#### Exercise prompt:
Of the lines below, count those containing the word "value". Reply with the number alone.

#### Material supplied:
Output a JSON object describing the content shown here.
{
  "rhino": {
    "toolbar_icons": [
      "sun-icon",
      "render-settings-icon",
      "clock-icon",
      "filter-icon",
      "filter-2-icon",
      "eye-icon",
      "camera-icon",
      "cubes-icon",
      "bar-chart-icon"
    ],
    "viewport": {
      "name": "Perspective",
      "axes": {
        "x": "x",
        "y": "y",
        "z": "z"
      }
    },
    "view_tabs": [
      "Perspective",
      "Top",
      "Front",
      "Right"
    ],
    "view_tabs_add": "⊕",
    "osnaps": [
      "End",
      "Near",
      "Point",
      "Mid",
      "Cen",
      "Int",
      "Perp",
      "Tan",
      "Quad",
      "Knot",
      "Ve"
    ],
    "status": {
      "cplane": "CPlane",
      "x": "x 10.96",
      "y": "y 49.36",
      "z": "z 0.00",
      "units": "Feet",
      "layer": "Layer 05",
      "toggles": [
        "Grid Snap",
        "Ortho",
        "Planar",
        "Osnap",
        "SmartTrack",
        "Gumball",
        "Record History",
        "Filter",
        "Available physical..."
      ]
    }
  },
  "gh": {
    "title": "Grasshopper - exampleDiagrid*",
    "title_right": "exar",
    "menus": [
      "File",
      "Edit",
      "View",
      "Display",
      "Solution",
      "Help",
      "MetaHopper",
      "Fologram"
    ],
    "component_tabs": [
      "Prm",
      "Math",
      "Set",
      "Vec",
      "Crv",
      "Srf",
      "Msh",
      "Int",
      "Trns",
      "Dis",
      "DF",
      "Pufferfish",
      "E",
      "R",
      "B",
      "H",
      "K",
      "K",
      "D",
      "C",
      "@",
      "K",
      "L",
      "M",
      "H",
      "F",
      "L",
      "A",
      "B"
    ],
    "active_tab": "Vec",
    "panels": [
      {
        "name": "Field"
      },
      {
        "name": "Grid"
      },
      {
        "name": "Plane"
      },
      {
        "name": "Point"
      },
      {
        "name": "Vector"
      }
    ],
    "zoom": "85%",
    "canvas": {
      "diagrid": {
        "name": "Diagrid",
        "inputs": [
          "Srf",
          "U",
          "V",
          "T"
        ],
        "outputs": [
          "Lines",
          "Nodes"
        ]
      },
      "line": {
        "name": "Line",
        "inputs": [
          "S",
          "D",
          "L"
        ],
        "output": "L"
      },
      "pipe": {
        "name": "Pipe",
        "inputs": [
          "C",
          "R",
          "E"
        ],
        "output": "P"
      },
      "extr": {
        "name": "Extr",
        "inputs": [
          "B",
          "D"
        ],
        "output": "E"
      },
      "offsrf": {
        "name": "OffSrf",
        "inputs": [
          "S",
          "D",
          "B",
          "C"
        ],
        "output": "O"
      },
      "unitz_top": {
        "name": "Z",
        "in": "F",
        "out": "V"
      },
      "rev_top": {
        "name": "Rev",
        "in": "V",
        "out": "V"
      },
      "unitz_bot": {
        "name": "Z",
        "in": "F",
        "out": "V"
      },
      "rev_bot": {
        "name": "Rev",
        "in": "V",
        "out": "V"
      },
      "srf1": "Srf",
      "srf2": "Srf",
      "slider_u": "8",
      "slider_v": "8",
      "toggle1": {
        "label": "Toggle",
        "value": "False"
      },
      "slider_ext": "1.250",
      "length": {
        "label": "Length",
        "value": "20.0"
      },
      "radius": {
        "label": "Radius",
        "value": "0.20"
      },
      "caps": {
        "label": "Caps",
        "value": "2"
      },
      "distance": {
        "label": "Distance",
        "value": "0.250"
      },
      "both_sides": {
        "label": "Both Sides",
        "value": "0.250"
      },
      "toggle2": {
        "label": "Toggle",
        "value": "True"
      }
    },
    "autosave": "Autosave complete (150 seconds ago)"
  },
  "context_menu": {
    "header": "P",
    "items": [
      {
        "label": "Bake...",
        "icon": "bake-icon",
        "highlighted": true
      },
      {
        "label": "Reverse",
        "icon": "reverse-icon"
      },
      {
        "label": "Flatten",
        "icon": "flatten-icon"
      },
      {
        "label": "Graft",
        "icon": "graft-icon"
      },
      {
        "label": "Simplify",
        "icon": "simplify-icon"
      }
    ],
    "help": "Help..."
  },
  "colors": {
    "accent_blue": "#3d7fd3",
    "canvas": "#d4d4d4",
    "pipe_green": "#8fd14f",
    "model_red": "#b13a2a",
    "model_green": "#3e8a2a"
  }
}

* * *

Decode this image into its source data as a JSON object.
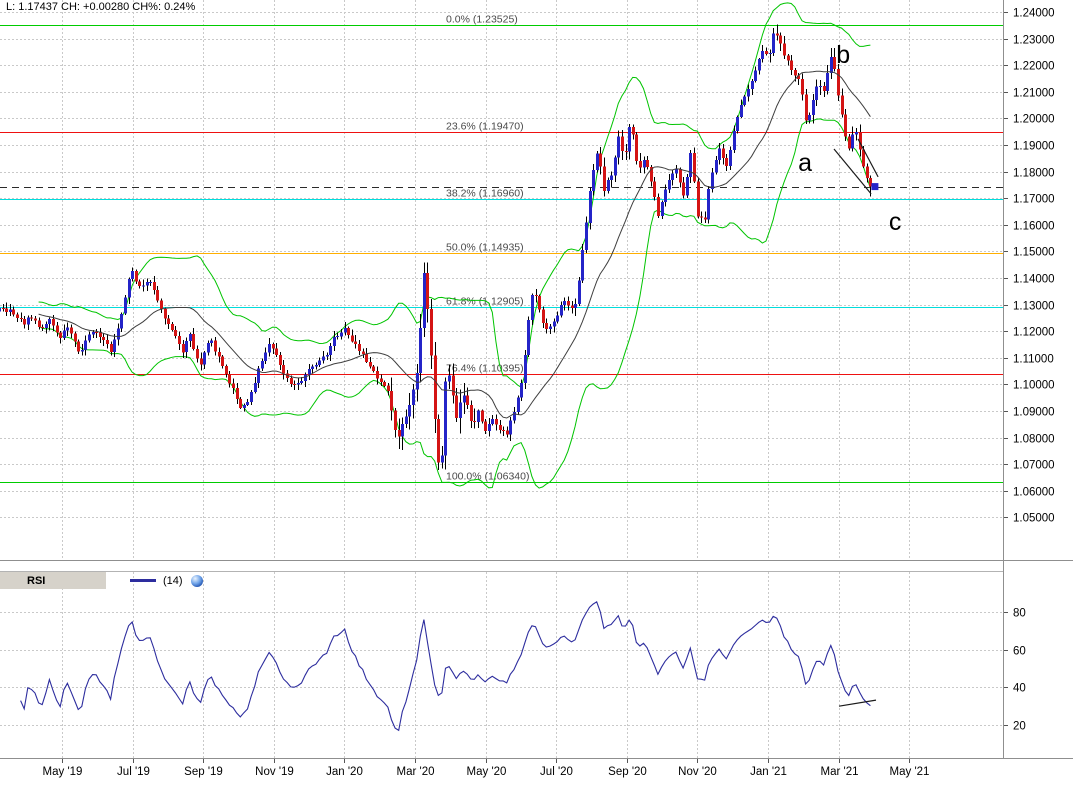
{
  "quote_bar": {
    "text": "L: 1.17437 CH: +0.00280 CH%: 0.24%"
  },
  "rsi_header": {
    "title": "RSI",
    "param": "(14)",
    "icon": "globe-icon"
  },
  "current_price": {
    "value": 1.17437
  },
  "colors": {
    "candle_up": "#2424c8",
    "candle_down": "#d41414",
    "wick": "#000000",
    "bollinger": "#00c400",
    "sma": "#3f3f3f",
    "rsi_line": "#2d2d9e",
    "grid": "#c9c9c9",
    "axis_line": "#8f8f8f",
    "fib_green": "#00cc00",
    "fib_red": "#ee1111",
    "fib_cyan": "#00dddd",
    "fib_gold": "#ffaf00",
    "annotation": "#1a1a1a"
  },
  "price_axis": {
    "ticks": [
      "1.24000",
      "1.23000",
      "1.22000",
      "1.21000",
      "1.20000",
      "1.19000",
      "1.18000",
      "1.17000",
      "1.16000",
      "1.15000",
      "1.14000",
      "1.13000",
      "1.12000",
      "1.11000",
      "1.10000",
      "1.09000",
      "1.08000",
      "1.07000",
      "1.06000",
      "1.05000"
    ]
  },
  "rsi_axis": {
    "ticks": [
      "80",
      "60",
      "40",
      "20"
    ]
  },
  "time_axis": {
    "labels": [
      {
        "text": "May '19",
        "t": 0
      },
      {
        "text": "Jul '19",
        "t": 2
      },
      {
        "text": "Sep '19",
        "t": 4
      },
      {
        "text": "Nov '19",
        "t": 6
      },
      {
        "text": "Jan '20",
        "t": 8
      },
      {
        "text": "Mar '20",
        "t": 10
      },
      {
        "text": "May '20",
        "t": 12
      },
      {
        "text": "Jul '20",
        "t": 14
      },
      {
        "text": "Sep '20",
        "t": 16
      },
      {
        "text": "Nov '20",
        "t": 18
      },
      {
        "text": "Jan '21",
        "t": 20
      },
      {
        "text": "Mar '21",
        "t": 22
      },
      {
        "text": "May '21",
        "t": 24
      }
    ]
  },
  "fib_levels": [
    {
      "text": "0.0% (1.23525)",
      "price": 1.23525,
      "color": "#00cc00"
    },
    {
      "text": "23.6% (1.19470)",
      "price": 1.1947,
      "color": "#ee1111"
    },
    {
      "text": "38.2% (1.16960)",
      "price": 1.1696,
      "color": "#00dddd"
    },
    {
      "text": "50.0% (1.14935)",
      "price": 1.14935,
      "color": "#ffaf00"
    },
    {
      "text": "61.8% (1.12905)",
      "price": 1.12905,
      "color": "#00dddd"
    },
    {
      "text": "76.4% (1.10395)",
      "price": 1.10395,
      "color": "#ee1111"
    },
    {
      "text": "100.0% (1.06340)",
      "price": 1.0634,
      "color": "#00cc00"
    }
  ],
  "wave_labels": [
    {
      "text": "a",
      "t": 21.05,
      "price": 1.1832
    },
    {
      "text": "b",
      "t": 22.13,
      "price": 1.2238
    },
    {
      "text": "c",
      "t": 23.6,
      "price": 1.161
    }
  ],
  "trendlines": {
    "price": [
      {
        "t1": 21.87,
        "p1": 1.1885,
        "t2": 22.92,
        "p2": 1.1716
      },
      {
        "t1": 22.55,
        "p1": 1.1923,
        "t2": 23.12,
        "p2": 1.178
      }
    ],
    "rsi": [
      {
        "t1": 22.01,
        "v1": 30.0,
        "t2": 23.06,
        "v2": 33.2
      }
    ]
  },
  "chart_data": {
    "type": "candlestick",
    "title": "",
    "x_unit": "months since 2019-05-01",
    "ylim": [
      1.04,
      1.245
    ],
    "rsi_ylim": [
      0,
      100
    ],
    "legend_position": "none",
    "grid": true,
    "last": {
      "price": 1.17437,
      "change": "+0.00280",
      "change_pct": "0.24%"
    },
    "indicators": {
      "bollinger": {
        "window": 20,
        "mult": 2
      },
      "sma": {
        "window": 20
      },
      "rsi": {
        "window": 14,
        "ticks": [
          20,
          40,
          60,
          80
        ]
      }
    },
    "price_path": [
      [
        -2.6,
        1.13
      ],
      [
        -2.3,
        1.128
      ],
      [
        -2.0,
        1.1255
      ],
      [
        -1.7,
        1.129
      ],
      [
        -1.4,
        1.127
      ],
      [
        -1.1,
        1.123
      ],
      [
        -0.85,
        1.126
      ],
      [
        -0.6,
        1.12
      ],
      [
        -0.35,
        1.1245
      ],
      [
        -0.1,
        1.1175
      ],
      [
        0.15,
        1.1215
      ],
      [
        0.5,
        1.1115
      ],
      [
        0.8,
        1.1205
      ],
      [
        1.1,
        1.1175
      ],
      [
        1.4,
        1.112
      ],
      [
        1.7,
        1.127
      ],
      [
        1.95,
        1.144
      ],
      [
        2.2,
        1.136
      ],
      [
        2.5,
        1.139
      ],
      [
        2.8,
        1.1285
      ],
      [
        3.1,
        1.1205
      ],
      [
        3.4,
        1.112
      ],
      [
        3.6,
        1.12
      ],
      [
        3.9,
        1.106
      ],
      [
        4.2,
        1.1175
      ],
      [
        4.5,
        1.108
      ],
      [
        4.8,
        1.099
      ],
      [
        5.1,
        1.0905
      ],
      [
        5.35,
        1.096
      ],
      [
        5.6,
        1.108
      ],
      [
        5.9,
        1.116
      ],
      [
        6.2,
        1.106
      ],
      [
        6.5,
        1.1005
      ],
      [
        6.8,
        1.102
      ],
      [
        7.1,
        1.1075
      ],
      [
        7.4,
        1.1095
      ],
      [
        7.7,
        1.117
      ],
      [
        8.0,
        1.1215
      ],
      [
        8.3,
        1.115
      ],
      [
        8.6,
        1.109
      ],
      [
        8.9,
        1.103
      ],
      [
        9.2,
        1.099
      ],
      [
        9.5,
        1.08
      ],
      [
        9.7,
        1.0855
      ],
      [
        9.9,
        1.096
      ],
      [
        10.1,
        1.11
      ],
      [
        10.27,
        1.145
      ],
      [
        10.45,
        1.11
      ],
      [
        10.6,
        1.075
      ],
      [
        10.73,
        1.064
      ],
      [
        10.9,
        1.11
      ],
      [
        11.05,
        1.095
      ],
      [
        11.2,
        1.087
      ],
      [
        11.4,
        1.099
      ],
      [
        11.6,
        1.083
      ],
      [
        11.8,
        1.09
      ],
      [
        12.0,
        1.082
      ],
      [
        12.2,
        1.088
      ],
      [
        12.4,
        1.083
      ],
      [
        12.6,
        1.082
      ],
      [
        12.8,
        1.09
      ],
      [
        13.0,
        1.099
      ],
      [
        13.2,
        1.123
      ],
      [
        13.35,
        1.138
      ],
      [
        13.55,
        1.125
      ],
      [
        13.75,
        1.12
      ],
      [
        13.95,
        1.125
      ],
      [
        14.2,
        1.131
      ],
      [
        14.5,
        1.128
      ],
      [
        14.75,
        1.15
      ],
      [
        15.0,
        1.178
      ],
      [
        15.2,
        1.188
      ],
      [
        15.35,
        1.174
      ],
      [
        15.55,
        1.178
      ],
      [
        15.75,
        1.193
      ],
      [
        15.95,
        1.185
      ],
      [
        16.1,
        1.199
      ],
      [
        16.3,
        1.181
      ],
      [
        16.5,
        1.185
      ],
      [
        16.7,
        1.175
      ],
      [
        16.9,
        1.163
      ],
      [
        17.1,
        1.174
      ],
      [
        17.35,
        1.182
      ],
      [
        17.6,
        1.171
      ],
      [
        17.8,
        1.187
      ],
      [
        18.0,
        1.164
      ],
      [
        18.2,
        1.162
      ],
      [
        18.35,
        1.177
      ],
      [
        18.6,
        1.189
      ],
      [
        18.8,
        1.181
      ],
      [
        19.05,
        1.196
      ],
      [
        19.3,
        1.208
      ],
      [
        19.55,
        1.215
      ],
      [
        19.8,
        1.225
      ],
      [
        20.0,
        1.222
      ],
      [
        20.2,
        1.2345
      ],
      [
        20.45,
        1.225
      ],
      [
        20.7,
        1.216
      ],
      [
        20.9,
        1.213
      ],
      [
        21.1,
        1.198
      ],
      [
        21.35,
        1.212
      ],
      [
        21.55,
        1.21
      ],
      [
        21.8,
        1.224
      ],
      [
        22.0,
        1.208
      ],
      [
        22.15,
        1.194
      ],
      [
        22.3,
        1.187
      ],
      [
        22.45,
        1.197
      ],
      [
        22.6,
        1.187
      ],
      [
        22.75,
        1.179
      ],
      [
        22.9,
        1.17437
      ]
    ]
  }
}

#### Written solution:
8